══ Records

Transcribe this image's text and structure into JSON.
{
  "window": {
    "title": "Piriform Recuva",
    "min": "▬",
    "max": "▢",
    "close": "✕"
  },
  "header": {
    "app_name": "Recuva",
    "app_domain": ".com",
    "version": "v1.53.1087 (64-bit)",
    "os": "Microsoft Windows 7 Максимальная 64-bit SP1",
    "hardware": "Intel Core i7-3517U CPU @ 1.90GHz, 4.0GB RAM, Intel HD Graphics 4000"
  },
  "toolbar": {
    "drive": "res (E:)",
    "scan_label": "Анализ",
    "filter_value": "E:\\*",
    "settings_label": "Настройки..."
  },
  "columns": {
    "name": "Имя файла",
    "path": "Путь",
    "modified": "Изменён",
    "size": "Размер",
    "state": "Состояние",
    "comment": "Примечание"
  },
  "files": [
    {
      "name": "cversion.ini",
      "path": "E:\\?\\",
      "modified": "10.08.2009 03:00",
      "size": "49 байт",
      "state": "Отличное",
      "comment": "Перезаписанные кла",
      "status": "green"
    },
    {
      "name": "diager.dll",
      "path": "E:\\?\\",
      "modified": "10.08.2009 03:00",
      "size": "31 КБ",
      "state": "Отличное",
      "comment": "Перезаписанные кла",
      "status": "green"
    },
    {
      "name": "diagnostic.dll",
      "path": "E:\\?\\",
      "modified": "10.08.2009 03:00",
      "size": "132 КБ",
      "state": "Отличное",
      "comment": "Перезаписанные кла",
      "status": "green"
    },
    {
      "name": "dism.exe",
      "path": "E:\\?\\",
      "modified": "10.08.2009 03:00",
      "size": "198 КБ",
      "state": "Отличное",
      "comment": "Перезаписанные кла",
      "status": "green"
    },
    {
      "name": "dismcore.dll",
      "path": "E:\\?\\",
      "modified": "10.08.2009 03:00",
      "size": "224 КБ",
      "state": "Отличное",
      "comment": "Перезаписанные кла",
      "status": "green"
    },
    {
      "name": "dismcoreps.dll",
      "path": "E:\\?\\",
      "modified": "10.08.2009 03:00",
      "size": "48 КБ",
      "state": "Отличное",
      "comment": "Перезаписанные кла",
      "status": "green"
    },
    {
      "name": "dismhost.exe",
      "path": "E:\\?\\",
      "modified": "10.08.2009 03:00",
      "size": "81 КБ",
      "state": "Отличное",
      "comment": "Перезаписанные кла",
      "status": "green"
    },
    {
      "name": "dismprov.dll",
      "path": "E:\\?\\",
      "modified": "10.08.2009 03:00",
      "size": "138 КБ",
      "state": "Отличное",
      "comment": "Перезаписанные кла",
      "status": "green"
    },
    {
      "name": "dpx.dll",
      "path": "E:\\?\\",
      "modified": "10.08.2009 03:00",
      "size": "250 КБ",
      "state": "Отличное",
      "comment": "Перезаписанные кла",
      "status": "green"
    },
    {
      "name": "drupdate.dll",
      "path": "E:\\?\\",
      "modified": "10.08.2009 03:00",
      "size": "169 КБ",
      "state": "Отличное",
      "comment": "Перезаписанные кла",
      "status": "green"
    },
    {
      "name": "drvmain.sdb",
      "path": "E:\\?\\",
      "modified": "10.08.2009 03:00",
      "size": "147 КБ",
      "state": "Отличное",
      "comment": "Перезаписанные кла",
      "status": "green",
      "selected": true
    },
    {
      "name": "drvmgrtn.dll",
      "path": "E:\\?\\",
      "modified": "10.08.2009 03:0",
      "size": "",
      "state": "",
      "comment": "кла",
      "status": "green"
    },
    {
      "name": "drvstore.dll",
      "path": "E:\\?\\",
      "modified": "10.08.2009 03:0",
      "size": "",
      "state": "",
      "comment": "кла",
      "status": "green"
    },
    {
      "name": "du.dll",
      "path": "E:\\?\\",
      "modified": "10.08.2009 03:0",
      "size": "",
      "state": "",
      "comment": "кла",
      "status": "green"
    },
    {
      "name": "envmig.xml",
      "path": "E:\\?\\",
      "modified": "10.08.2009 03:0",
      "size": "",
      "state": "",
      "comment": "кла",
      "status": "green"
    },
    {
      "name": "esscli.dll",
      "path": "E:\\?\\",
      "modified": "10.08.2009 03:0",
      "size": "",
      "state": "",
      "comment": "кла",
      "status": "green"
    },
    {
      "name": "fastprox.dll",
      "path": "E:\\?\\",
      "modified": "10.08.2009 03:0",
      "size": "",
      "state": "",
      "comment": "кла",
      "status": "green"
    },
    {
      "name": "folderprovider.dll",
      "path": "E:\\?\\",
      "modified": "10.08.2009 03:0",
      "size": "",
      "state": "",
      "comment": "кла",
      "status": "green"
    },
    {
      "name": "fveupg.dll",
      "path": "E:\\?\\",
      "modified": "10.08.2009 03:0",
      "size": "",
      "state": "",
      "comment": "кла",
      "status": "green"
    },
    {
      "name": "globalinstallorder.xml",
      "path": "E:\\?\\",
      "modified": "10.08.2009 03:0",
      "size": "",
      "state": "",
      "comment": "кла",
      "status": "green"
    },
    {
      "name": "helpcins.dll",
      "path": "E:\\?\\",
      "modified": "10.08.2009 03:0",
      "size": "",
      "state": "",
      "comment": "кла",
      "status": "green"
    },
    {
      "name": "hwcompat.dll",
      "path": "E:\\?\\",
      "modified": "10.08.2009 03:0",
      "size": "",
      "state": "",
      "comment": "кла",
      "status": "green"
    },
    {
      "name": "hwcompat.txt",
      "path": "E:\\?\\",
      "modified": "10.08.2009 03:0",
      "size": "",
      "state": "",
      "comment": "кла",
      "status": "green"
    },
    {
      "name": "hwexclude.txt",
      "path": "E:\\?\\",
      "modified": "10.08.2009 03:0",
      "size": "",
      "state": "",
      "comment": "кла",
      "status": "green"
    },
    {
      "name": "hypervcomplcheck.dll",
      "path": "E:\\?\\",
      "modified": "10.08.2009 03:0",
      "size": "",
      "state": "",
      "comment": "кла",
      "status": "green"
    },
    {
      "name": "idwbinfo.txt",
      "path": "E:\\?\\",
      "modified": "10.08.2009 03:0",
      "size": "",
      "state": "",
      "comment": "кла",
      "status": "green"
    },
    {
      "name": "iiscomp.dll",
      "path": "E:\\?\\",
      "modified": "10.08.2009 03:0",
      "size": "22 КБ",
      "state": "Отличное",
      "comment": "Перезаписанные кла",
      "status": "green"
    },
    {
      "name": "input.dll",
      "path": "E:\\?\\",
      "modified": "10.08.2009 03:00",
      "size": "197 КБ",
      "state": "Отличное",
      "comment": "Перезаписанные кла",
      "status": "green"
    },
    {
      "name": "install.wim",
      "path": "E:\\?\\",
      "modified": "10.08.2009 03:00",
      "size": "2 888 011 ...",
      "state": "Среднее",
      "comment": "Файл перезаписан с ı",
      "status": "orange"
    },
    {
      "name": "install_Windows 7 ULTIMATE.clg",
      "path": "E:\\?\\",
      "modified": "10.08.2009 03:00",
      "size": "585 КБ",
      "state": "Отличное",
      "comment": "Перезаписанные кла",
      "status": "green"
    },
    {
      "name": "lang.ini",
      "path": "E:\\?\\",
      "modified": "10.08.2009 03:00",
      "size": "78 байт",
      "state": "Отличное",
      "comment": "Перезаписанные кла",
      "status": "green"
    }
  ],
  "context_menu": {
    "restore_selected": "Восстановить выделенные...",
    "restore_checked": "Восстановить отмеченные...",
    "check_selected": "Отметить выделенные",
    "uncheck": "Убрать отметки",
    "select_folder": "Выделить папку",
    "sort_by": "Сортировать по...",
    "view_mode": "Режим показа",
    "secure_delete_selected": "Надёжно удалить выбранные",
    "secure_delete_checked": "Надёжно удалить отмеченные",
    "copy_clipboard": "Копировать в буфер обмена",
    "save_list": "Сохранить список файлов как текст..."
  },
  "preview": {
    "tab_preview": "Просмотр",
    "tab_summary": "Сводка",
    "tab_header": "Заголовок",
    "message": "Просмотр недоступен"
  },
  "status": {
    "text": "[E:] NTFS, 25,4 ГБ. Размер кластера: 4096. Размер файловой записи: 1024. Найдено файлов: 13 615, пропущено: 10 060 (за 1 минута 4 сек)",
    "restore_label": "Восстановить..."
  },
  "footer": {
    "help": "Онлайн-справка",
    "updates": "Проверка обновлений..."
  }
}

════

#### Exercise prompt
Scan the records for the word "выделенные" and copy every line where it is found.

#### Response for this exercise
    "restore_selected": "Восстановить выделенные...",
    "check_selected": "Отметить выделенные",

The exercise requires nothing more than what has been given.